%%

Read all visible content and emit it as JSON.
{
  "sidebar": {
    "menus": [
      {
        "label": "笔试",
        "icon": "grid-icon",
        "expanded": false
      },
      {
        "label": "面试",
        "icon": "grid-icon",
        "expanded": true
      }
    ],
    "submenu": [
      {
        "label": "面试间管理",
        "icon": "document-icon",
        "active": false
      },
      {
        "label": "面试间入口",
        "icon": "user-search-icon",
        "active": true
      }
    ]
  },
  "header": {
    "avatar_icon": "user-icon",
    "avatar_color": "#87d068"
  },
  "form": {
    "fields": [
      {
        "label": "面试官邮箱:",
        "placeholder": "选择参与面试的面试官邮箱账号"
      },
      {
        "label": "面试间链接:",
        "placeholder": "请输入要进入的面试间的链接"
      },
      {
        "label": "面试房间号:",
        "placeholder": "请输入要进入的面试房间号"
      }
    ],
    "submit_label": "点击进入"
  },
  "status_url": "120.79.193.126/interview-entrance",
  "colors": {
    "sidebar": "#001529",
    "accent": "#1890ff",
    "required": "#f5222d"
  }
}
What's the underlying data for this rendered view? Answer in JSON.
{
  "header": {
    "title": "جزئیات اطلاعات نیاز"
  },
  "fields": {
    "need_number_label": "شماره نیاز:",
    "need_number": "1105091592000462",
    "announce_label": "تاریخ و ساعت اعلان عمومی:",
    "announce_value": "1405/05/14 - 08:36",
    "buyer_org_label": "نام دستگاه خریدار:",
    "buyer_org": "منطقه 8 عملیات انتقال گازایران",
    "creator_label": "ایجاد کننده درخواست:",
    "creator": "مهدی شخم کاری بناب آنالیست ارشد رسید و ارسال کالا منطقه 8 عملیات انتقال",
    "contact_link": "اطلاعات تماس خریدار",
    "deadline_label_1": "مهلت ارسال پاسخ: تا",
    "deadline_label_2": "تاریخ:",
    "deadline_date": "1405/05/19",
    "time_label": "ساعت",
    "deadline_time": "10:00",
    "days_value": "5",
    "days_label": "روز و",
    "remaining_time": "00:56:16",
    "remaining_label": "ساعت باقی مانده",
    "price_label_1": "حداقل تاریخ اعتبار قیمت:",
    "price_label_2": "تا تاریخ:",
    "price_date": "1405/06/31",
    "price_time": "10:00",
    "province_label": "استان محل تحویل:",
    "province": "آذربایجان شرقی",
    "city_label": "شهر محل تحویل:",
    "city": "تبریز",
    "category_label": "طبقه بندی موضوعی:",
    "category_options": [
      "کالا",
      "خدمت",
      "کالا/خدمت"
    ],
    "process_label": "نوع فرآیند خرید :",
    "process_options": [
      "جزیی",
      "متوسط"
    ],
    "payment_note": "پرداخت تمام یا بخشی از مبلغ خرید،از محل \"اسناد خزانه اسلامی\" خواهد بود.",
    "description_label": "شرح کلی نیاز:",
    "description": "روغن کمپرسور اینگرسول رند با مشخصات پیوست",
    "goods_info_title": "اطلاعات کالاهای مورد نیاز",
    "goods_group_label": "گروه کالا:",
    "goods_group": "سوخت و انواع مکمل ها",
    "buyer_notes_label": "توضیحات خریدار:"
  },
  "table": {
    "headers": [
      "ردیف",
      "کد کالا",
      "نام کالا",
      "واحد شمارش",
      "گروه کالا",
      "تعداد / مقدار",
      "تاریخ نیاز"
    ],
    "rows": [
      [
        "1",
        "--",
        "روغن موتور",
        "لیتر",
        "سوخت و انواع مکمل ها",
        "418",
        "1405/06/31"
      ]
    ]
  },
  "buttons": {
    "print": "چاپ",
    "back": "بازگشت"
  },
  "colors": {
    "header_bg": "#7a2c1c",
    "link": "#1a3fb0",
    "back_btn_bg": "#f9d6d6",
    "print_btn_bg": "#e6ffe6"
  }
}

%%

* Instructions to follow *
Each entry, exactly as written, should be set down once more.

* Response to this exercise *
Read all visible content and emit it as JSON.
{
  "sidebar": {
    "menus": [
      {
        "label": "笔试",
        "icon": "grid-icon",
        "expanded": false
      },
      {
        "label": "面试",
        "icon": "grid-icon",
        "expanded": true
      }
    ],
    "submenu": [
      {
        "label": "面试间管理",
        "icon": "document-icon",
        "active": false
      },
      {
        "label": "面试间入口",
        "icon": "user-search-icon",
        "active": true
      }
    ]
  },
  "header": {
    "avatar_icon": "user-icon",
    "avatar_color": "#87d068"
  },
  "form": {
    "fields": [
      {
        "label": "面试官邮箱:",
        "placeholder": "选择参与面试的面试官邮箱账号"
      },
      {
        "label": "面试间链接:",
        "placeholder": "请输入要进入的面试间的链接"
      },
      {
        "label": "面试房间号:",
        "placeholder": "请输入要进入的面试房间号"
      }
    ],
    "submit_label": "点击进入"
  },
  "status_url": "120.79.193.126/interview-entrance",
  "colors": {
    "sidebar": "#001529",
    "accent": "#1890ff",
    "required": "#f5222d"
  }
}
What's the underlying data for this rendered view? Answer in JSON.
{
  "header": {
    "title": "جزئیات اطلاعات نیاز"
  },
  "fields": {
    "need_number_label": "شماره نیاز:",
    "need_number": "1105091592000462",
    "announce_label": "تاریخ و ساعت اعلان عمومی:",
    "announce_value": "1405/05/14 - 08:36",
    "buyer_org_label": "نام دستگاه خریدار:",
    "buyer_org": "منطقه 8 عملیات انتقال گازایران",
    "creator_label": "ایجاد کننده درخواست:",
    "creator": "مهدی شخم کاری بناب آنالیست ارشد رسید و ارسال کالا منطقه 8 عملیات انتقال",
    "contact_link": "اطلاعات تماس خریدار",
    "deadline_label_1": "مهلت ارسال پاسخ: تا",
    "deadline_label_2": "تاریخ:",
    "deadline_date": "1405/05/19",
    "time_label": "ساعت",
    "deadline_time": "10:00",
    "days_value": "5",
    "days_label": "روز و",
    "remaining_time": "00:56:16",
    "remaining_label": "ساعت باقی مانده",
    "price_label_1": "حداقل تاریخ اعتبار قیمت:",
    "price_label_2": "تا تاریخ:",
    "price_date": "1405/06/31",
    "price_time": "10:00",
    "province_label": "استان محل تحویل:",
    "province": "آذربایجان شرقی",
    "city_label": "شهر محل تحویل:",
    "city": "تبریز",
    "category_label": "طبقه بندی موضوعی:",
    "category_options": [
      "کالا",
      "خدمت",
      "کالا/خدمت"
    ],
    "process_label": "نوع فرآیند خرید :",
    "process_options": [
      "جزیی",
      "متوسط"
    ],
    "payment_note": "پرداخت تمام یا بخشی از مبلغ خرید،از محل \"اسناد خزانه اسلامی\" خواهد بود.",
    "description_label": "شرح کلی نیاز:",
    "description": "روغن کمپرسور اینگرسول رند با مشخصات پیوست",
    "goods_info_title": "اطلاعات کالاهای مورد نیاز",
    "goods_group_label": "گروه کالا:",
    "goods_group": "سوخت و انواع مکمل ها",
    "buyer_notes_label": "توضیحات خریدار:"
  },
  "table": {
    "headers": [
      "ردیف",
      "کد کالا",
      "نام کالا",
      "واحد شمارش",
      "گروه کالا",
      "تعداد / مقدار",
      "تاریخ نیاز"
    ],
    "rows": [
      [
        "1",
        "--",
        "روغن موتور",
        "لیتر",
        "سوخت و انواع مکمل ها",
        "418",
        "1405/06/31"
      ]
    ]
  },
  "buttons": {
    "print": "چاپ",
    "back": "بازگشت"
  },
  "colors": {
    "header_bg": "#7a2c1c",
    "link": "#1a3fb0",
    "back_btn_bg": "#f9d6d6",
    "print_btn_bg": "#e6ffe6"
  }
}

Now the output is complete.